Special ice solution injected under skin is shown to reduce fat
The lab that invented cryolipolisis or “Coolsculpting,” a popular nonsurgical method for reducing fat under the skin, is developing a promising new form of the technology that can selectively reduce fat almost anywhere in the body using an injectable ice solution or “slurry.”
Harvard Gazette | harvard
How cool is this: the Massachusetts General Hospital (MGH) laboratory that invented cryolipolisis or “Coolsculpting,” a popular nonsurgical method for reducing fat under the skin, is developing a new form of the technology that can selectively reduce fat almost anywhere in the body using a safe, injectable ice solution or “slurry.”
The technology, not yet approved for use in humans, is designed for removal of fat in the abdomen or other parts of the body — virtually anywhere that can be reached with a hypodermic needle. Fat is a normal part of our bodies, but in excess or with some diseases can be life-threatening.
The new technique is described in a paper published online ahead of print in the journal Plastic and Reconstructive Surgery. As one of the reviewers of the paper said, “this treatment has the potential to become one of the most performed cosmetic procedures in plastic surgery practice.”
“The appeal of this technique is that it’s easy and convenient to do,” says lead author Lilit Garibyan, investigator in the Wellman Center for Photomedicine at MGH and the Department of Dermatology at Harvard Medical School. “With Coolsculpting, which is a topical cooling technique, the patient has to sit there for almost an hour for enough heat to diffuse from the fat underneath the skin. With this new technique the doctor can do a simple injection that takes just less than a minute, the patient can go home, and then the fat gradually disappears.”
Cryolipolysis is currently the leading noninvasive fat removal technology because of its minor side effects and noninvasive nature. The Coolsculpting method is limited, however, by the amount of fat that can be removed per treatment, and is not practical for reaching more deeply seated fat surrounding organs or other body structures.
The MGH team’s innovative spin on the technique involves the use of an injectable ice “slurry,” a sterile solution of normal saline and glycerol (a common food ingredient) containing approximately 20 percent to 40 percent small ice particles, similar in texture to slush. The solution can be injected directly into fat deposits, causing the fat cells (adipocytes) to crystallize and die and fat deposits to shrink. The killed adipocytes are gradually eliminated by the body over a period of weeks. “One of the cool things about this is how the injected slurry causes selective effects on fat,” said Rox Anderson, a co-author and leader of the Wellman Center. “Even if the slurry is injected into other tissue such as muscle, there is no significant injury.”

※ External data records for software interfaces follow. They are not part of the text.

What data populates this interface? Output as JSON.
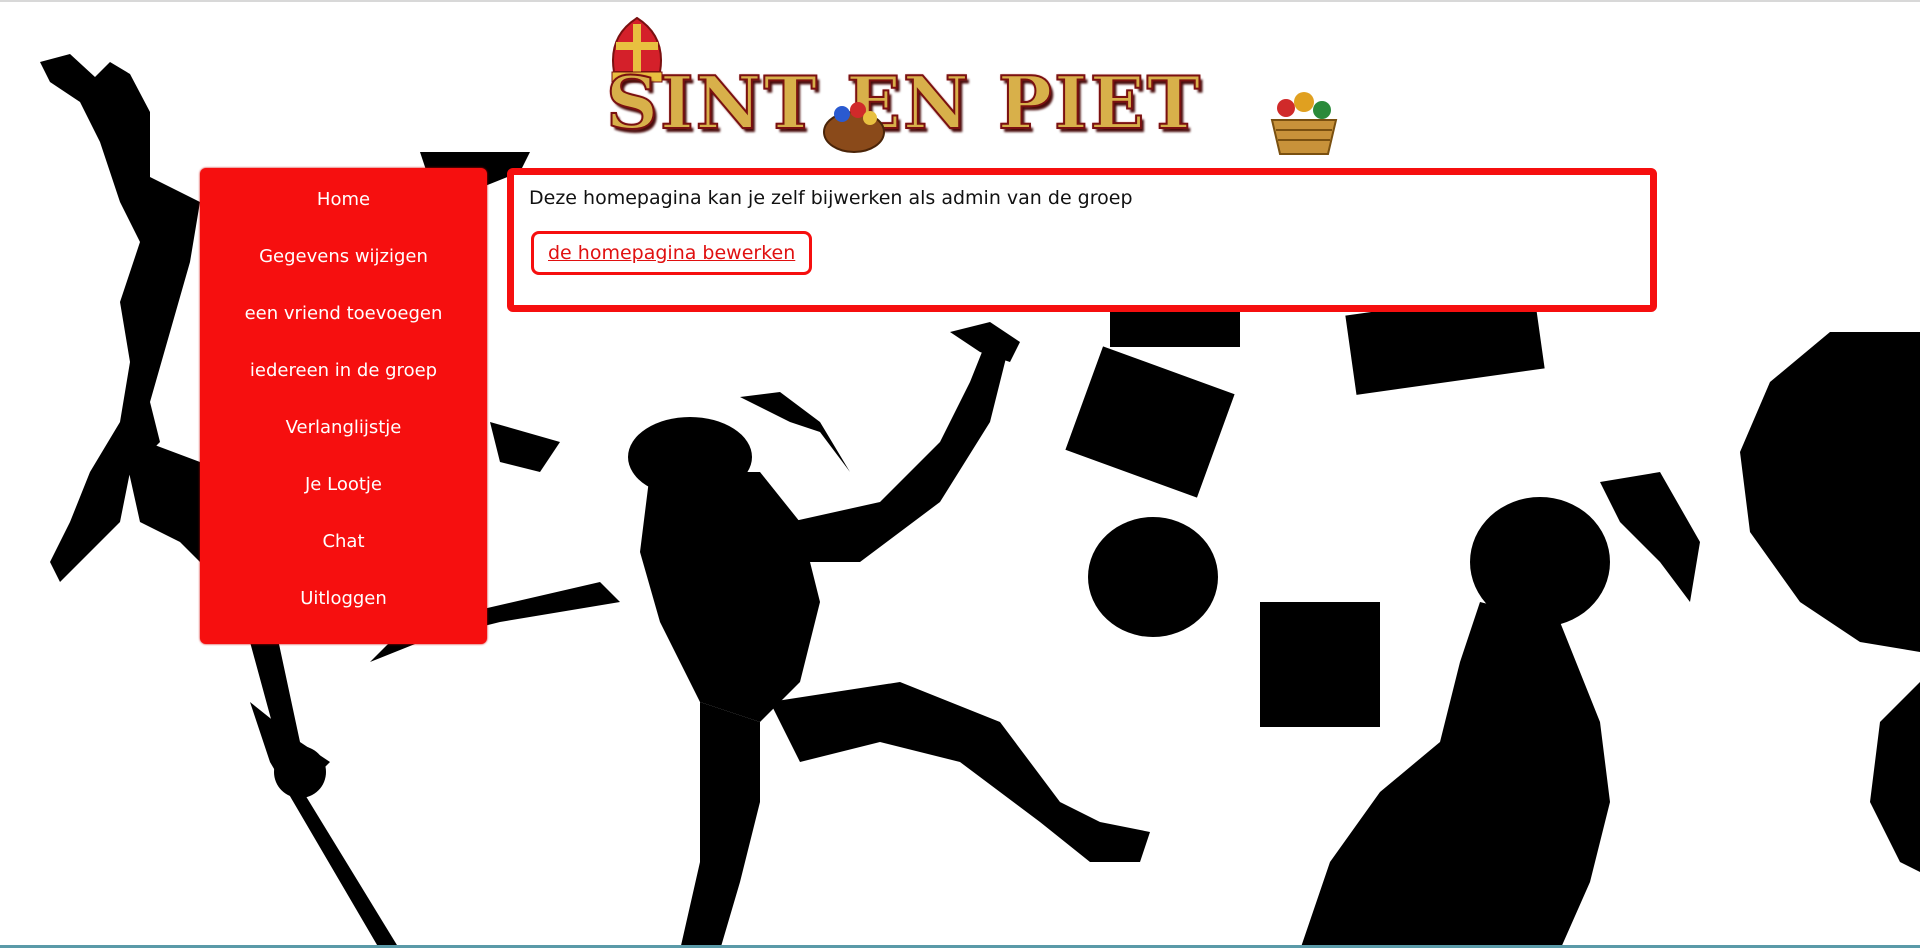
{
  "header": {
    "logo_text": "SINT EN PIET"
  },
  "sidebar": {
    "items": [
      {
        "label": "Home"
      },
      {
        "label": "Gegevens wijzigen"
      },
      {
        "label": "een vriend toevoegen"
      },
      {
        "label": "iedereen in de groep"
      },
      {
        "label": "Verlanglijstje"
      },
      {
        "label": "Je Lootje"
      },
      {
        "label": "Chat"
      },
      {
        "label": "Uitloggen"
      }
    ]
  },
  "main": {
    "intro_text": "Deze homepagina kan je zelf bijwerken als admin van de groep",
    "edit_button_label": "de homepagina bewerken"
  },
  "colors": {
    "accent_red": "#f60f0f",
    "silhouette": "#000000",
    "background": "#ffffff"
  }
}
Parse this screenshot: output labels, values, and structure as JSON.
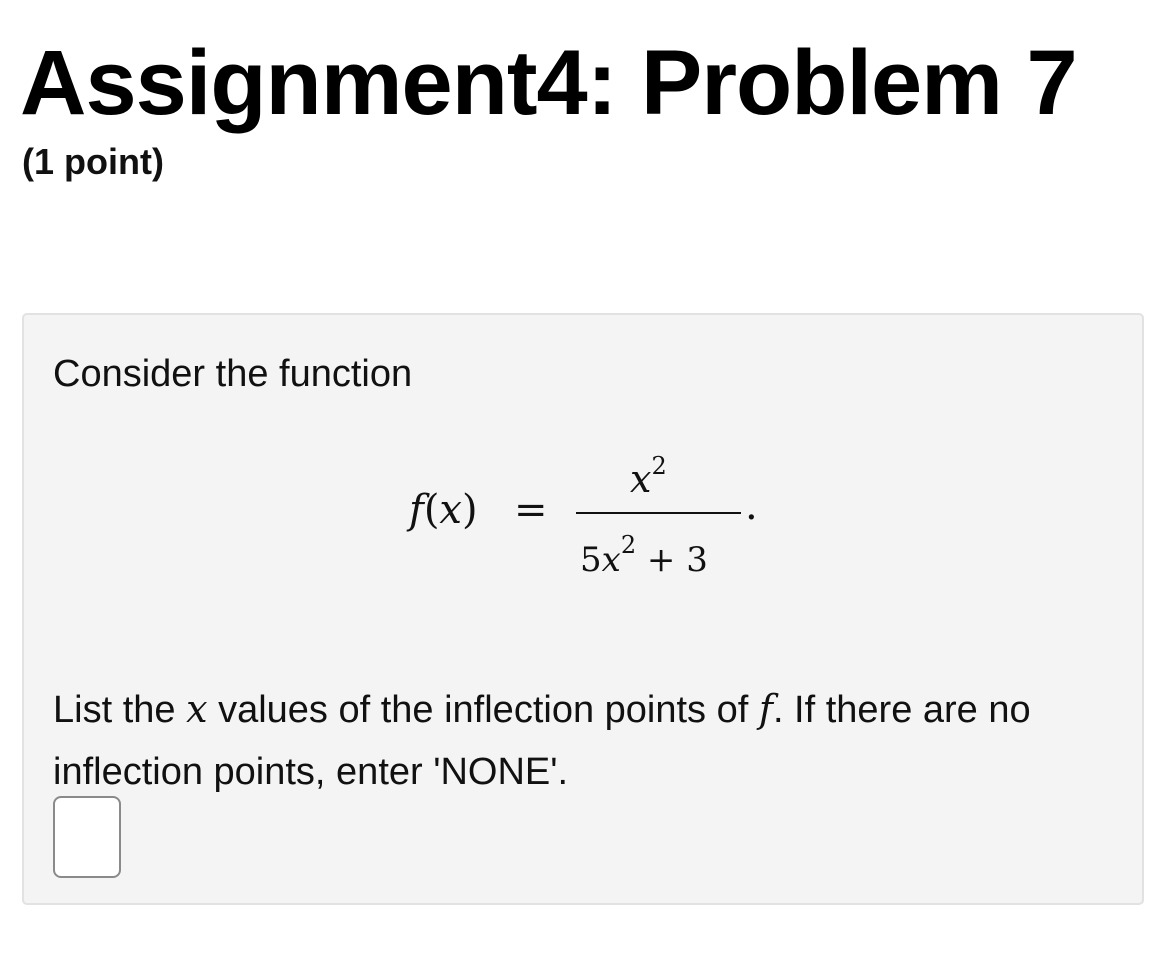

As the investigators report, injection of the ice solution into pigs resulted in a 55 percent reduction in fat thickness compared to that of pigs injected with the same but melted ice solution. There was no damage to skin or muscle at the injection site, and no systemic side effects or abnormalities seen.
Unlike topical cooling, slurry injection can target and remove fat tissue at essentially any depth and any site that can be accessed by a needle or catheter. Injection of physiological ice slurry could be a transformative method for nonsurgical body contouring.
Other authors of the Plastic and Reconstructive Surgery paper include Sara Moradi Tuchayi, Emilia Javorsky, William A. Farinelli, Ying Wang, Martin Purschke, Josh Tam. The research was done at the Wellman Center at MGH and the Department of Dermatology at Harvard Medical School, Boston, Peiyun Ni from Harvard Medical School, and Christine G. Lian from the Brigham & Women’s Hospital Department of Pathology.
Disclosure: Anderson , Farinelli , Garibyan , and Javorsky are inventors in patents related to this work, which are owned by the Massachusetts General Hospital. Javorsky currently works for Arctic Fox Biomedical, which has licensed the patent for this invention to develop into a commercial product. The inventors have received part of a license fee according to institutional policy. The authors declare no other competing interests. This research was supported by sundry funds.